Cox said playing football produced a tougher persona. He’s transformed into a stronger, more confident warrior for the Cardinals, whether running the ball or slamming opponents from his linebacker position.
“I’ve matured and I can handle it,’’ Cox said of coaches yelling at him. “It was probably my perspective on how I can’t put myself down. I’ve got to try harder and analyze what I’m doing wrong.’’
Verdigris coach Travis East said the versatility of his prized pupil leaves little to be desired. At 6-foot-1, 180 pounds, Cox led the Cardinals with 494 rushing yards through five games while adding 110 receiving and 133 on kickoff returns.
A three-year starter defensively, Cox led in tackles with 57 through a 2-5 start to the season, including seven sacks, six tackles for loss and one interception.
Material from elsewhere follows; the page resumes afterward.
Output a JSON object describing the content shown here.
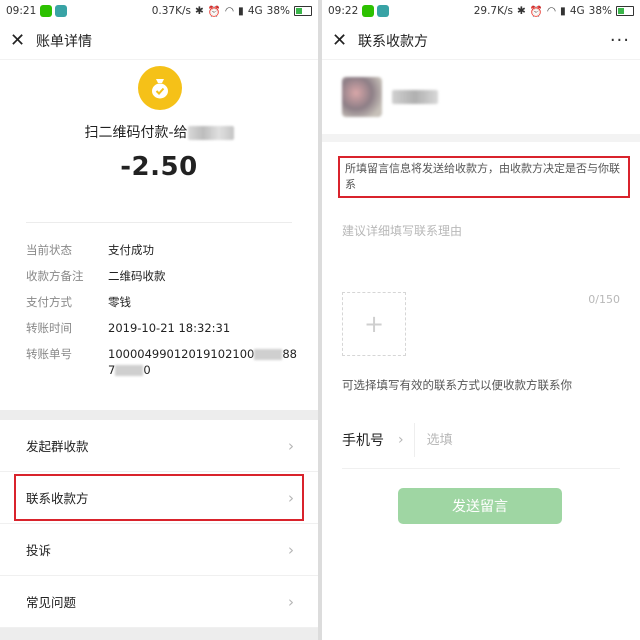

“He has a nose for the football, naturally. He is a hard hitter,’’ East said. “As a runner, he is more of a power runner. He has strength all the way around and does a lot of work with weights.’’
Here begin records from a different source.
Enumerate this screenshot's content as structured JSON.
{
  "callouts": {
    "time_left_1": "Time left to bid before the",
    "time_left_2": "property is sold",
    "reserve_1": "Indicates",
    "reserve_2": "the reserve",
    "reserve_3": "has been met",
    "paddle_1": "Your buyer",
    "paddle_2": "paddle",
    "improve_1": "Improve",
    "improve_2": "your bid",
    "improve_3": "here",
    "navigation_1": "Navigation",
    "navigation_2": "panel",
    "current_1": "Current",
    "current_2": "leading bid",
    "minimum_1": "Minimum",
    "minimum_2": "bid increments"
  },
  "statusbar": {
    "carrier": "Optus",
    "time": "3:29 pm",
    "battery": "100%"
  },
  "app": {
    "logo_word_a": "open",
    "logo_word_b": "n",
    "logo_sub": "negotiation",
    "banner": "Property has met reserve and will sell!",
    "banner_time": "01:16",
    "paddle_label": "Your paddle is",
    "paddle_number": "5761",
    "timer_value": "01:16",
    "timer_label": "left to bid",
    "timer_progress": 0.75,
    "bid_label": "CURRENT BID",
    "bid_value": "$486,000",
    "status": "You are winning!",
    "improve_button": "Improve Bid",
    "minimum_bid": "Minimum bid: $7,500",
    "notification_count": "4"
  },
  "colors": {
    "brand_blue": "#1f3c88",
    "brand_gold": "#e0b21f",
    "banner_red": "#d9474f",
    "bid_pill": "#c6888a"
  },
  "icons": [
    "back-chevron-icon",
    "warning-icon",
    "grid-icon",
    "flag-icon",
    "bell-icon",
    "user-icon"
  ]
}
Apparently, Cox has both brains and brawn. He possesses a 3.2 grade point average and can bench press 250 pounds and dead lift 480. Cox, who is a goalkeeper on the Verdigris soccer team, hopes to play football in college and become a marine biologist.
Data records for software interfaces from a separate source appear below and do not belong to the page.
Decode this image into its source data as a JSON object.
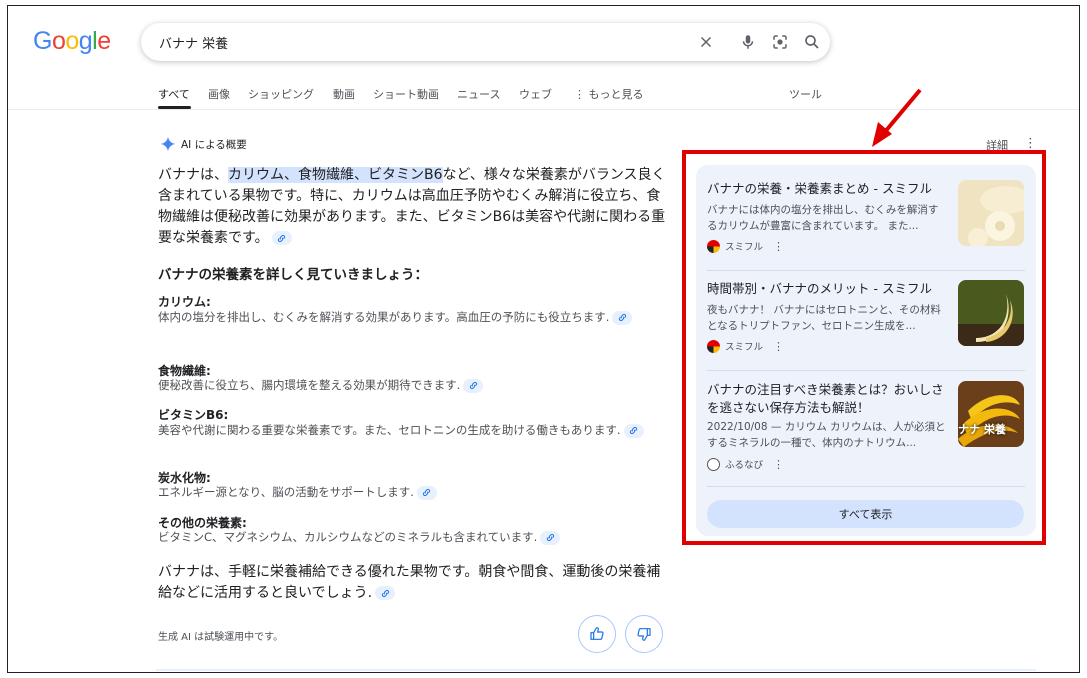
{
  "header": {
    "logo_letters": [
      "G",
      "o",
      "o",
      "g",
      "l",
      "e"
    ],
    "logo_colors": [
      "#4285f4",
      "#ea4335",
      "#fbbc05",
      "#4285f4",
      "#34a853",
      "#ea4335"
    ],
    "search_query": "バナナ 栄養",
    "icons": [
      "close-icon",
      "microphone-icon",
      "lens-camera-icon",
      "search-icon"
    ]
  },
  "tabs": {
    "items": [
      "すべて",
      "画像",
      "ショッピング",
      "動画",
      "ショート動画",
      "ニュース",
      "ウェブ",
      "⋮ もっと見る",
      "ツール"
    ],
    "active_index": 0
  },
  "ai_overview": {
    "heading": "AI による概要",
    "detail_label": "詳細",
    "intro_pre": "バナナは、",
    "intro_highlight": "カリウム、食物繊維、ビタミンB6",
    "intro_post": "など、様々な栄養素がバランス良く含まれている果物です。特に、カリウムは高血圧予防やむくみ解消に役立ち、食物繊維は便秘改善に効果があります。また、ビタミンB6は美容や代謝に関わる重要な栄養素です。",
    "subheading": "バナナの栄養素を詳しく見ていきましょう：",
    "items": [
      {
        "title": "カリウム:",
        "body": "体内の塩分を排出し、むくみを解消する効果があります。高血圧の予防にも役立ちます."
      },
      {
        "title": "食物繊維:",
        "body": "便秘改善に役立ち、腸内環境を整える効果が期待できます."
      },
      {
        "title": "ビタミンB6:",
        "body": "美容や代謝に関わる重要な栄養素です。また、セロトニンの生成を助ける働きもあります."
      },
      {
        "title": "炭水化物:",
        "body": "エネルギー源となり、脳の活動をサポートします."
      },
      {
        "title": "その他の栄養素:",
        "body": "ビタミンC、マグネシウム、カルシウムなどのミネラルも含まれています."
      }
    ],
    "outro": "バナナは、手軽に栄養補給できる優れた果物です。朝食や間食、運動後の栄養補給などに活用すると良いでしょう.",
    "footer_note": "生成 AI は試験運用中です。"
  },
  "sources": {
    "items": [
      {
        "title": "バナナの栄養・栄養素まとめ - スミフル",
        "snippet": "バナナには体内の塩分を排出し、むくみを解消するカリウムが豊富に含まれています。 また...",
        "site": "スミフル"
      },
      {
        "title": "時間帯別・バナナのメリット - スミフル",
        "snippet": "夜もバナナ！ バナナにはセロトニンと、その材料となるトリプトファン、セロトニン生成を...",
        "site": "スミフル"
      },
      {
        "title": "バナナの注目すべき栄養素とは？おいしさを逃さない保存方法も解説！",
        "snippet": "2022/10/08 — カリウム カリウムは、人が必須とするミネラルの一種で、体内のナトリウム...",
        "site": "ふるなび",
        "image_text": "ナナ 栄養"
      }
    ],
    "show_all_label": "すべて表示"
  },
  "annotation": {
    "color": "#e00000"
  }
}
Southwestern Kansas, Southern Nazarene, Oklahoma Baptist, Missouri Southern and Northeastern State have shown interest in his defensive ability.
“I like playing defense better because I get to hit people. It hurts a lot less than getting hit,’’ said Cox, whose sister Jordan plays softball for the Lady Cardinals. “Defensively I can see more of everything and it comes more naturally. I’ve been a linebacker all my life and didn’t become a running back until the eighth or ninth grade.
“As a running back I love getting the ball instead of blocking somebody. I don’t have the hands for a receiver. I’m a downhill runner, I don’t go side to side. I like trap plays and my goal is to have a high handoff ratio. I get 10.5 yards per carry and just try and run my hardest.’’
It seems Cox is a jack of all trades on an athletic field. Pass rushing is his defensive passion and he said he was the No. 2 tackler in all of Class 3A as a junior. As a soccer goalkeeper he said his strong natural ability and sense of where the ball is works wonders for the Cardinals, who won the state title two seasons ago.
Cox has become one of school’s athletic mainstays and tries to lead by his actions. One of his most memorable achievements was scoring a 60-yard touchdown against Adair as a freshman. That one moment played a major role in Cox’s mental growth and development. So did working out with his dad last summer.
“We worked out with a strength training regimen,’’ he said. “My dad (Mark Cox) and I went to the Claremore Recreation Center and he was my personal coach. Dad played football at Catoosa and Broken Arrow and in college at Southeastern State.’’
East can see the benefits in Cox’s offseason dedication.
“His mental capacity for the game has gotten better and his reaction times are faster,’’ the coach said. “He’s really come around on the concepts we do offensively and defensively. He’s improved and he’s grasping even more about the game.’’
It’s all part of Cox’s maturation process and his determination to become the best he can be on a football field.